[youtube http://www.youtube.com/watch?v=E9NcCa_KjXk&hl=en]

Dana Loesch has more. She points out that Sherrod calls out the NAACP for starting a fight where none was needed. But also points out that the “post-racial” Obama has intentionally fomented racial mistrust that has fostered this nasty environment. 

Darin Morley: “Fifty years ago we were segregated by law. Today, we're segregated by our own choices.”

I Just Joined Conservative TV Online. Will You?

For the past seventeen months, Alex Rife has covered the conservative movement with the highest quality video available. His work even got me on The Daily Show with Jon Stewart. For Alex to continue his video apostolate, he needs our help.

I just joined his network for $5 a month.  I hope you will, too.  Today.

Alex has invested thousands of dollars and thousands of hours of his time in our mission. He has travelled to Washington, DC, and to every corner of Missouri and Illinois to make sure we leave the world a detailed record of our amazing movement.

But I just learned that Alex relies on us, the people, to continue his operation.  That’s why I signed up for $5 a month as soon as I got home from the Prop C Lit Drop in South St. Louis today.

For just a monthly donation of $1, $5, or $10—or a one-time donation—you can help Alex continue his noble work.

Please do it now. Click this link to donate or subscribe. It will  take less than a minute to subscribe to ConservativeTVOnline.com.  You will feel better about yourself for having helped. Please do this right now, because if you don’t do it now, you never will.

Please comment below after you’ve joined. Let’s build some momentum for Alex and his family.

Thank you. I’ll leave you with Alex’s video from the 2nd Amendment in Washington earlier this year.

http://www.conservativetvonline.com/player.swf

Thanks again.

849 Reasons You’ll Never Succeed

Major General Stephen Layfield, the reviewing officer at the Navy’s June 11 Boot Camp Graduation, introduced my son, AT Jack Hennessy, and 848 of Jack’s fellow sailors to America's enemies. He mocked at our enemies’ plots to destroy America, pointing out that before him stood “eight hundred and forty-nine reasons why you’ll never succeed.”

The crowd of about 4,000 roared. The sailors, in ranks, could not even clap.

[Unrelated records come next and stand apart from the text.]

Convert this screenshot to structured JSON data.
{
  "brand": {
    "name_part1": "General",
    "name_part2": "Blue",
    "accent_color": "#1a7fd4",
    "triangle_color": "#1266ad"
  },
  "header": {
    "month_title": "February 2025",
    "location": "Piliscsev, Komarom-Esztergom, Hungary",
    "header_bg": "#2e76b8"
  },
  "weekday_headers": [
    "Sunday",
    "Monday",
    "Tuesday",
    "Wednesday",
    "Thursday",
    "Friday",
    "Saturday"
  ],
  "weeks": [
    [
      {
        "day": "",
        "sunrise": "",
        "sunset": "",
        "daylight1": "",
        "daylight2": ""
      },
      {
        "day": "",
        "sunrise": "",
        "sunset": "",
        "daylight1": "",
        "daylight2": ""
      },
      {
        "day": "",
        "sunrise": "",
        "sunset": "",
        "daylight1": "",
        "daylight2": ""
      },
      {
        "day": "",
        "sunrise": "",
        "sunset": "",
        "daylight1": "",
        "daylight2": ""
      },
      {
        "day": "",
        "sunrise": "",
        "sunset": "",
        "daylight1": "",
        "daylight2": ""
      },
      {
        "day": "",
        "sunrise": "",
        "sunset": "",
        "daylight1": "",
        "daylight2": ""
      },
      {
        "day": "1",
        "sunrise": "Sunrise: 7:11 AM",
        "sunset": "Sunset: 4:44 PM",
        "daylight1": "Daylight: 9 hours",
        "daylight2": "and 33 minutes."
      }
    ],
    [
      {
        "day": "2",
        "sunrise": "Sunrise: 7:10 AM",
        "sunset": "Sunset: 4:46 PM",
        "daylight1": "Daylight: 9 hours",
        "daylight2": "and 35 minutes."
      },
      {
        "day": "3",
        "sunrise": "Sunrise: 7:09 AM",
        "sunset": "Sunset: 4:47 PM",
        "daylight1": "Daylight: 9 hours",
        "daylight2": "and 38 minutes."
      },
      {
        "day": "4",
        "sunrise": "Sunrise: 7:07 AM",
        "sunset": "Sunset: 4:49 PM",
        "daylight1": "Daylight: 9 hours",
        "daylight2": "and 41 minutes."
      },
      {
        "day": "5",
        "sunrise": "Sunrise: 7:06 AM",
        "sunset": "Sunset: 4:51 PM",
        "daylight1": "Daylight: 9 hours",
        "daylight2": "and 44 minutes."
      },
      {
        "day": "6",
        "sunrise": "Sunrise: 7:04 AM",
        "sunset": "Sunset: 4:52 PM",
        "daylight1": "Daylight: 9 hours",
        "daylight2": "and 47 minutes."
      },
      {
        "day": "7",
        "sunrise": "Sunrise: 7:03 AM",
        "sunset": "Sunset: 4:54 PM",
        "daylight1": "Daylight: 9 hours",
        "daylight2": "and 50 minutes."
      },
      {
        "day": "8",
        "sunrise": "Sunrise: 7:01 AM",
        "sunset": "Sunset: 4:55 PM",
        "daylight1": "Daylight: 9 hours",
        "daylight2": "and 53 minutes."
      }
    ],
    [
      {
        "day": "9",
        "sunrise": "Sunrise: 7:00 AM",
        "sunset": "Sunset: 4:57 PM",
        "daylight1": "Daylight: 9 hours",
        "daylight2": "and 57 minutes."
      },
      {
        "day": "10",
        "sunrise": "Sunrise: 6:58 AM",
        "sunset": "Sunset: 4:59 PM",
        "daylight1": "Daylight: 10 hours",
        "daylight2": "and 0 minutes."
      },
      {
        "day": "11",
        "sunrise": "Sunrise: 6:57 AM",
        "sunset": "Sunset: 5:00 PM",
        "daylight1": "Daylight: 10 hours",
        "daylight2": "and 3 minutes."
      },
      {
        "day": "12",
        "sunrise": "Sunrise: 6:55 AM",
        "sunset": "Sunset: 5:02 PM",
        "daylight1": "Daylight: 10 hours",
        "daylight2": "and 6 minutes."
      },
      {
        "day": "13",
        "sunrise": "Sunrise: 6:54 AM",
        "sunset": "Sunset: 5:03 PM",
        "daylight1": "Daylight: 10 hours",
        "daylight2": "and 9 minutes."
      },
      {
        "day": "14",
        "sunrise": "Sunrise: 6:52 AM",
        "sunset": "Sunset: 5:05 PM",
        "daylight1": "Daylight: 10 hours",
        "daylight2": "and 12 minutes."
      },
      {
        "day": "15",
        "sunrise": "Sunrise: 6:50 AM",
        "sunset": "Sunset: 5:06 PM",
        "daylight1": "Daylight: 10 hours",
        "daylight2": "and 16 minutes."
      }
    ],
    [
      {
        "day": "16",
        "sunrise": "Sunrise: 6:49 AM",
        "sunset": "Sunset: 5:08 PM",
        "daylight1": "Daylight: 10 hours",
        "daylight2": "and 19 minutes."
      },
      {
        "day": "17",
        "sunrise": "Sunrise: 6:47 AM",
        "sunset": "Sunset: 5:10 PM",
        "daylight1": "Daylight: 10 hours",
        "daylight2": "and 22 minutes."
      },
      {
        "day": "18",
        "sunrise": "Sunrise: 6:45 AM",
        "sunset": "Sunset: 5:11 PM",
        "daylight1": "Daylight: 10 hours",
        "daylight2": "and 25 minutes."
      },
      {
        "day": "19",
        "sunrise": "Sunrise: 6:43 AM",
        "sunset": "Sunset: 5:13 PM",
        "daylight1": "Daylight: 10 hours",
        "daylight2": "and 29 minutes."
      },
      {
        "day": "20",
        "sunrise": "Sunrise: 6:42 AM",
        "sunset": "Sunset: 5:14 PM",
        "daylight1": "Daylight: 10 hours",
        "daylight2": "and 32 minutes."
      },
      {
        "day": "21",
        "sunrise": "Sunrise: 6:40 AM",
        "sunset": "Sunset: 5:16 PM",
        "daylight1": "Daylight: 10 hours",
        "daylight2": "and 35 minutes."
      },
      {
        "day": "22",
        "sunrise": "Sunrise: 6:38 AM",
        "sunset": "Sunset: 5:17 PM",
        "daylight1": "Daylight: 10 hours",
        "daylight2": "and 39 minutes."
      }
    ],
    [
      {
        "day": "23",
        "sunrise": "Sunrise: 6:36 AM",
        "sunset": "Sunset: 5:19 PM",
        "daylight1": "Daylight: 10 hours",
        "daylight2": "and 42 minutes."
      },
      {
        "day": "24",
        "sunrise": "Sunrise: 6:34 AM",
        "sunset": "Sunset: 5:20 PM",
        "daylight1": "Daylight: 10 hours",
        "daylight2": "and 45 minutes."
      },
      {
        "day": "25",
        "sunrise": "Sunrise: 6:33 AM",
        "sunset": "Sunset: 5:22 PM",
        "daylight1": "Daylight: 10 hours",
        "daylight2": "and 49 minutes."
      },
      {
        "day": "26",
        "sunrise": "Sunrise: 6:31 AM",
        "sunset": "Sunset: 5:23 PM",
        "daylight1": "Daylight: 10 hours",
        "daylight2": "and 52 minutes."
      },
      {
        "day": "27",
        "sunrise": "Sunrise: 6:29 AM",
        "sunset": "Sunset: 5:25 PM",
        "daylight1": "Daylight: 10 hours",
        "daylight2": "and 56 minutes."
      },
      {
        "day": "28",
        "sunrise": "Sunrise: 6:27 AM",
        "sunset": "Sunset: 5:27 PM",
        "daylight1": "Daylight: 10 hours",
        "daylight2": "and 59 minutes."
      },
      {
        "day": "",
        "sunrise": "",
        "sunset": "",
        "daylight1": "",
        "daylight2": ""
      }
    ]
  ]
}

But I’m sure they smiled.

Graduations are held in a huge field house at Great Lakes because of the unpredictable weather.  My son, Patrick, and I sat in the in balcony of the auditorium.  Below us was a sea of white Navy jumpers and a fine example of America’s future.

[youtube http://www.youtube.com/watch?v=sTbyQ2A5l58&hl=en]

My son is now a full-fledged sailor.  He’s in Pensacola for Aviation Technician Class A School.  From there, he’ll come home on leave before continuing with Class C School, then onto an air squadron.

Our enemies have 849 new reasons to hide in caves. And I have one more reason to be annoyingly proud of my son Jack.

 JackGraduationDay

Thanks to everyone who’s written and called to found out Jack’s doing.  He appreciates your thoughts and prayers.